START Raw data

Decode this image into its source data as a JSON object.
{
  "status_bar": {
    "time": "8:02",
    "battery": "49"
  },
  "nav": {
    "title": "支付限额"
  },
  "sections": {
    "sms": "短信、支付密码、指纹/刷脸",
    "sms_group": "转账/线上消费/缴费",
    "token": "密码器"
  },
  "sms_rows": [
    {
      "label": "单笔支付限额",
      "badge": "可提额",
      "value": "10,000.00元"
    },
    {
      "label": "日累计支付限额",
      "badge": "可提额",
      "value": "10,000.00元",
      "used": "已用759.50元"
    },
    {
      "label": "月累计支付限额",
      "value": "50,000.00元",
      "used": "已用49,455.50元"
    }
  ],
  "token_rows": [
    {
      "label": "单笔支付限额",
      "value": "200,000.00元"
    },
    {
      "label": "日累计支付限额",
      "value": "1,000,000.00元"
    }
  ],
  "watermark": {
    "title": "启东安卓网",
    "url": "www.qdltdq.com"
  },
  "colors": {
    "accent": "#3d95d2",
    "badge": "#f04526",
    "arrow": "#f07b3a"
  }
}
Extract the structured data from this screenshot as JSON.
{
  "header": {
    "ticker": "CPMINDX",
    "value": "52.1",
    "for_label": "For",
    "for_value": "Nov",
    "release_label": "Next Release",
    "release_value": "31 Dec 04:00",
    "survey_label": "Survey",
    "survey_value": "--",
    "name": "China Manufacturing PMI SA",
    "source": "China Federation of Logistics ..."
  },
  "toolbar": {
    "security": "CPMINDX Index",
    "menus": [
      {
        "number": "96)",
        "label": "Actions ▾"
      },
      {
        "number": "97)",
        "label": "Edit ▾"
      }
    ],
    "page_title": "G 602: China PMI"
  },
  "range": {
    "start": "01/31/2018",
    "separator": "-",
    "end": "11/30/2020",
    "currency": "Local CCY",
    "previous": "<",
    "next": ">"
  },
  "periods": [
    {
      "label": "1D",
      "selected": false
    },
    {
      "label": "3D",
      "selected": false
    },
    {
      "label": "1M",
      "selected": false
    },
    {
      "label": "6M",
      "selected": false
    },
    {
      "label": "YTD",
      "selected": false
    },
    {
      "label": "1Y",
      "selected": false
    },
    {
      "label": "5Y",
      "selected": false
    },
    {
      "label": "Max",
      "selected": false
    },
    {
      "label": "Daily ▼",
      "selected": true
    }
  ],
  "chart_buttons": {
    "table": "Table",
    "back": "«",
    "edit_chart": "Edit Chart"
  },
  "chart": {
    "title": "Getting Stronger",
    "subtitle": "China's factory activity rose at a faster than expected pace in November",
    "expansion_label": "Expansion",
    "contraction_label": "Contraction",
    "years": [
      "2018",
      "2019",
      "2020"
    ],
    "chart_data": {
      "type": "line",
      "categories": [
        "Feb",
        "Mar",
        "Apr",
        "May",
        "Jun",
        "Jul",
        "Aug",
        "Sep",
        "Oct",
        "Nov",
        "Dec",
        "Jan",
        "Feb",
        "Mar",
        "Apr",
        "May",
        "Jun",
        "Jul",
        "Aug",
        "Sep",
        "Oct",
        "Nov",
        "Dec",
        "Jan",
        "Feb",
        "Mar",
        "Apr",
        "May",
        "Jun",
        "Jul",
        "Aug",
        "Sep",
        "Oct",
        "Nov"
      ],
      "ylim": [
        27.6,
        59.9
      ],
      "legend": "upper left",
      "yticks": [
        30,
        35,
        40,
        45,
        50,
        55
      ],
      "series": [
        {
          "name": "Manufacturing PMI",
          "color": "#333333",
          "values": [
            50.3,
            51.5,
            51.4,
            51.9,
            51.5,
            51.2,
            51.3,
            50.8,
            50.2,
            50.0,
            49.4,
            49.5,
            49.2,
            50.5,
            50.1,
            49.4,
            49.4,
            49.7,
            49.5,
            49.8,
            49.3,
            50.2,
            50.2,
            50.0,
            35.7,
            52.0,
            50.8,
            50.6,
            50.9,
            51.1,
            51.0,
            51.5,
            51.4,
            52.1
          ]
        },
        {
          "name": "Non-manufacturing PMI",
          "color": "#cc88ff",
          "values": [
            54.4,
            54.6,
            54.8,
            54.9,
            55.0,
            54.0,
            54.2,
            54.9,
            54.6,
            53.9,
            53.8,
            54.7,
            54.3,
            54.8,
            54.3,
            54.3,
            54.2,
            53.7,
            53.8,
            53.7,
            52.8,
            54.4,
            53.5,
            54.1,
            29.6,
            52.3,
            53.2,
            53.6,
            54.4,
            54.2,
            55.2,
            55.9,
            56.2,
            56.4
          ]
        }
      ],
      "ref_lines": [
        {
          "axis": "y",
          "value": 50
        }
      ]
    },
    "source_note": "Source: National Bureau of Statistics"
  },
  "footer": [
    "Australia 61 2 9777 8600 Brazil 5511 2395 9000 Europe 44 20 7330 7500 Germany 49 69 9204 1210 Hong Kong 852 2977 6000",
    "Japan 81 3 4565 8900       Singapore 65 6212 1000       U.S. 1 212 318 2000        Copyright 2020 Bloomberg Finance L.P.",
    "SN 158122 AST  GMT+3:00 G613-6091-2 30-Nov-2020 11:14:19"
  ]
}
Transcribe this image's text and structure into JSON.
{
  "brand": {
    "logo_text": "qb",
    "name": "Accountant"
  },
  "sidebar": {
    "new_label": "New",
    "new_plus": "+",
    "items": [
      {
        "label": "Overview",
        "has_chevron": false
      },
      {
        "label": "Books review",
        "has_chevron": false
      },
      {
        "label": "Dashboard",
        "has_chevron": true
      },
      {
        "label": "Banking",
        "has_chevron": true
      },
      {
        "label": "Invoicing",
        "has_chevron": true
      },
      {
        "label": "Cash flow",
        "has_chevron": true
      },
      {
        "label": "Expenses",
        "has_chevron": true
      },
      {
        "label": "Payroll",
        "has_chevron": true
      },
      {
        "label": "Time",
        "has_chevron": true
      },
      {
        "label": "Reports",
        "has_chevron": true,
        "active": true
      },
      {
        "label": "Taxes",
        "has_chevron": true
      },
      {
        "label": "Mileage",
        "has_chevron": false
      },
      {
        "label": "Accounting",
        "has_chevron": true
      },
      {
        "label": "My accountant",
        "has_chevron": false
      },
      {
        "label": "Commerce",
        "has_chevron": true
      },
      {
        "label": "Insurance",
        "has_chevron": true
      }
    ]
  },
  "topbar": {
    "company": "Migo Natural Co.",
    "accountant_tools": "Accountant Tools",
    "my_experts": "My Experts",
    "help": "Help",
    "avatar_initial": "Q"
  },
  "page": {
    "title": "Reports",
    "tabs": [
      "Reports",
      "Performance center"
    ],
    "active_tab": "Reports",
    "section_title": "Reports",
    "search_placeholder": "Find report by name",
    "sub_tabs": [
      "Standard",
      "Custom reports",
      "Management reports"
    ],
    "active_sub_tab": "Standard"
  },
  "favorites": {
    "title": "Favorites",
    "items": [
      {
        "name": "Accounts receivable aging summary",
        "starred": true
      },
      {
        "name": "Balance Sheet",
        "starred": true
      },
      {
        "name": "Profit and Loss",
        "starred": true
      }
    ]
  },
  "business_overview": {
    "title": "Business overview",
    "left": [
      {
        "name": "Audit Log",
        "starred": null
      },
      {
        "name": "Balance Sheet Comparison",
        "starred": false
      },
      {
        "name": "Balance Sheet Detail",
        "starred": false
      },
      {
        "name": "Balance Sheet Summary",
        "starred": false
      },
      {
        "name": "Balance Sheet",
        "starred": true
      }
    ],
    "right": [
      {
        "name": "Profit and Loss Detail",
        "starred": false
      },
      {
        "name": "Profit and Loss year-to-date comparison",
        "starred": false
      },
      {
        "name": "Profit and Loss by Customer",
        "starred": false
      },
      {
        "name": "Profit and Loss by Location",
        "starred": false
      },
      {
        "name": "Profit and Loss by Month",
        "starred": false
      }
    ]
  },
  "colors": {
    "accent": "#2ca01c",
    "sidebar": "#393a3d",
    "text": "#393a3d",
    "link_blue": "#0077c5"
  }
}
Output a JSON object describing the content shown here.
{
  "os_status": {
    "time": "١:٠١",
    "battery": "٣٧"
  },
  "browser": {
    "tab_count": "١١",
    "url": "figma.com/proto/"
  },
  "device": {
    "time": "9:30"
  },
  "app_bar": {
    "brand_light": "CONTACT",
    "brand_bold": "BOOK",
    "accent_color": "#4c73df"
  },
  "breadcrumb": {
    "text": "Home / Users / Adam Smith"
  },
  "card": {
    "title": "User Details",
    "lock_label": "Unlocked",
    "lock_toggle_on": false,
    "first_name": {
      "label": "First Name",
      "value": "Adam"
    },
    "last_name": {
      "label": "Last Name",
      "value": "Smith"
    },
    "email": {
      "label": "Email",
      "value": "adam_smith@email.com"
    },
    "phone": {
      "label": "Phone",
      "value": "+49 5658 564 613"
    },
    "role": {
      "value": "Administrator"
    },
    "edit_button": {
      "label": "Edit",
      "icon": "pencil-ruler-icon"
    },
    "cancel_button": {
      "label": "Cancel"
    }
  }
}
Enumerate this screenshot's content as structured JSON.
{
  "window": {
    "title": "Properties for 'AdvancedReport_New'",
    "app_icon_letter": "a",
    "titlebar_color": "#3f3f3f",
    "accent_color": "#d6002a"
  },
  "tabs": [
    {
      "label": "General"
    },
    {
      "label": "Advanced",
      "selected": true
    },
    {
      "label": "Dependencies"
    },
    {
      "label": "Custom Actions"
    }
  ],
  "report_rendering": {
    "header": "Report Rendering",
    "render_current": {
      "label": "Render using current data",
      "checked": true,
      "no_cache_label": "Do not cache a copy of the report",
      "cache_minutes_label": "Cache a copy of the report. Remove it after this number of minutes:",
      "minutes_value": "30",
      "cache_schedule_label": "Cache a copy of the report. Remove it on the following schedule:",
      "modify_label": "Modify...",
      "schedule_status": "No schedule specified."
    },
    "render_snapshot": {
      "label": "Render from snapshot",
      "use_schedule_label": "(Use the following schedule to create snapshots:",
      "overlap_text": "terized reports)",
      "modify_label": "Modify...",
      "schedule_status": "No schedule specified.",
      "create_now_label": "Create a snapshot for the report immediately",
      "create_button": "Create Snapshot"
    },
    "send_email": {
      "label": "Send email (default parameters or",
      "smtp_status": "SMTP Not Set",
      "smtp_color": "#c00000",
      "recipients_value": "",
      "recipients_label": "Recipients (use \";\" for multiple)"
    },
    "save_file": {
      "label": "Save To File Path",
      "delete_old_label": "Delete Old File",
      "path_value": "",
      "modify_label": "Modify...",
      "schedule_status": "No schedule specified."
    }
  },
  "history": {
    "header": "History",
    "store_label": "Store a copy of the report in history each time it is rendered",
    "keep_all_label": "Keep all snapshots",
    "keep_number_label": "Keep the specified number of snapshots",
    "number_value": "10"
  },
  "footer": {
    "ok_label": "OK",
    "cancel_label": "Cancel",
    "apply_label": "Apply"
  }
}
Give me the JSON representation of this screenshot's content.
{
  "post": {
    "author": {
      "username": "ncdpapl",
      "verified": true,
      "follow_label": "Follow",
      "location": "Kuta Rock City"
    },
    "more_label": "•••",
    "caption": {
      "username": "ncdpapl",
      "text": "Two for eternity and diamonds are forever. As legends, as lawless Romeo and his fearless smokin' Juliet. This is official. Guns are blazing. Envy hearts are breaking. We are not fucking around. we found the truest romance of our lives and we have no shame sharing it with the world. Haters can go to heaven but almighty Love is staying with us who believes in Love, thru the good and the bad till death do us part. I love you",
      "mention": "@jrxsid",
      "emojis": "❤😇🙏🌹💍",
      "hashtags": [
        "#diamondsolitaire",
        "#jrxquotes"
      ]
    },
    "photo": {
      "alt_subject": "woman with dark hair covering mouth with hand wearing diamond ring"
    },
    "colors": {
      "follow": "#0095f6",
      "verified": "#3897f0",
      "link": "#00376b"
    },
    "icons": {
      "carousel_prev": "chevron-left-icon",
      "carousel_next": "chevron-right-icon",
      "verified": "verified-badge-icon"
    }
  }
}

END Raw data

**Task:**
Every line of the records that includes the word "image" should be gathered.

**Solution to the exercise:**
Decode this image into its source data as a JSON object.
Transcribe this image's text and structure into JSON.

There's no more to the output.